Interface dataset entries →
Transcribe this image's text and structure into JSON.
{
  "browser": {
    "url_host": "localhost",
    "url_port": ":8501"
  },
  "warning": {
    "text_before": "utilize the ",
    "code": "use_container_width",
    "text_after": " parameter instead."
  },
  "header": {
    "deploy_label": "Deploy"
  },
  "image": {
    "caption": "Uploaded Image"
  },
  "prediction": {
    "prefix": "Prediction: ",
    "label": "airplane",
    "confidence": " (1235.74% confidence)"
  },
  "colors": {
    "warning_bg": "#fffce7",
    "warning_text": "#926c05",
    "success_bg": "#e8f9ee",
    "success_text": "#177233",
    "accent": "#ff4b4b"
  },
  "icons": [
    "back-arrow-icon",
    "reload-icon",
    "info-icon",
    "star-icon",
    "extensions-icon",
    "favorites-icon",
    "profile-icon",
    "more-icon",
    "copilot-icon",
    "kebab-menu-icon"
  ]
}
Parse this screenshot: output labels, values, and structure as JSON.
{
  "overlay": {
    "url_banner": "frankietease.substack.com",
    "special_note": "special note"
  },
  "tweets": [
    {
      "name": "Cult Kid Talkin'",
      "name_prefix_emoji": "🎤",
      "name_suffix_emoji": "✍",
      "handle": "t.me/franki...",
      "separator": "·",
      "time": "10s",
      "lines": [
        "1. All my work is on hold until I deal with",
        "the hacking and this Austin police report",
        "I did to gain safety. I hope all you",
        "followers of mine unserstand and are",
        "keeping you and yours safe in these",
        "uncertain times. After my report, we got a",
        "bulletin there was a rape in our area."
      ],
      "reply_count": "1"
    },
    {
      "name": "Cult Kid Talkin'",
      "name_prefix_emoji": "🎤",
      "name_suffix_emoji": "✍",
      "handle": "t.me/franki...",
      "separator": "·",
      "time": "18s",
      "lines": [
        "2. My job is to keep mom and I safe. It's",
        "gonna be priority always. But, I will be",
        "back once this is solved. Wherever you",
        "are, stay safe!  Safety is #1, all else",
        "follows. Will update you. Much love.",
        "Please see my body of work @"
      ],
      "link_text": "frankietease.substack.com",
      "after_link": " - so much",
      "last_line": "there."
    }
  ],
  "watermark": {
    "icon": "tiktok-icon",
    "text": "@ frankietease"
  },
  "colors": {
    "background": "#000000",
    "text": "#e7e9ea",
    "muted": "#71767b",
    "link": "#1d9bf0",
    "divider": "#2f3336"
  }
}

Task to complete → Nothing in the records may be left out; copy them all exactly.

Exercise response →
Transcribe this image's text and structure into JSON.
{
  "browser": {
    "url_host": "localhost",
    "url_port": ":8501"
  },
  "warning": {
    "text_before": "utilize the ",
    "code": "use_container_width",
    "text_after": " parameter instead."
  },
  "header": {
    "deploy_label": "Deploy"
  },
  "image": {
    "caption": "Uploaded Image"
  },
  "prediction": {
    "prefix": "Prediction: ",
    "label": "airplane",
    "confidence": " (1235.74% confidence)"
  },
  "colors": {
    "warning_bg": "#fffce7",
    "warning_text": "#926c05",
    "success_bg": "#e8f9ee",
    "success_text": "#177233",
    "accent": "#ff4b4b"
  },
  "icons": [
    "back-arrow-icon",
    "reload-icon",
    "info-icon",
    "star-icon",
    "extensions-icon",
    "favorites-icon",
    "profile-icon",
    "more-icon",
    "copilot-icon",
    "kebab-menu-icon"
  ]
}
Parse this screenshot: output labels, values, and structure as JSON.
{
  "overlay": {
    "url_banner": "frankietease.substack.com",
    "special_note": "special note"
  },
  "tweets": [
    {
      "name": "Cult Kid Talkin'",
      "name_prefix_emoji": "🎤",
      "name_suffix_emoji": "✍",
      "handle": "t.me/franki...",
      "separator": "·",
      "time": "10s",
      "lines": [
        "1. All my work is on hold until I deal with",
        "the hacking and this Austin police report",
        "I did to gain safety. I hope all you",
        "followers of mine unserstand and are",
        "keeping you and yours safe in these",
        "uncertain times. After my report, we got a",
        "bulletin there was a rape in our area."
      ],
      "reply_count": "1"
    },
    {
      "name": "Cult Kid Talkin'",
      "name_prefix_emoji": "🎤",
      "name_suffix_emoji": "✍",
      "handle": "t.me/franki...",
      "separator": "·",
      "time": "18s",
      "lines": [
        "2. My job is to keep mom and I safe. It's",
        "gonna be priority always. But, I will be",
        "back once this is solved. Wherever you",
        "are, stay safe!  Safety is #1, all else",
        "follows. Will update you. Much love.",
        "Please see my body of work @"
      ],
      "link_text": "frankietease.substack.com",
      "after_link": " - so much",
      "last_line": "there."
    }
  ],
  "watermark": {
    "icon": "tiktok-icon",
    "text": "@ frankietease"
  },
  "colors": {
    "background": "#000000",
    "text": "#e7e9ea",
    "muted": "#71767b",
    "link": "#1d9bf0",
    "divider": "#2f3336"
  }
}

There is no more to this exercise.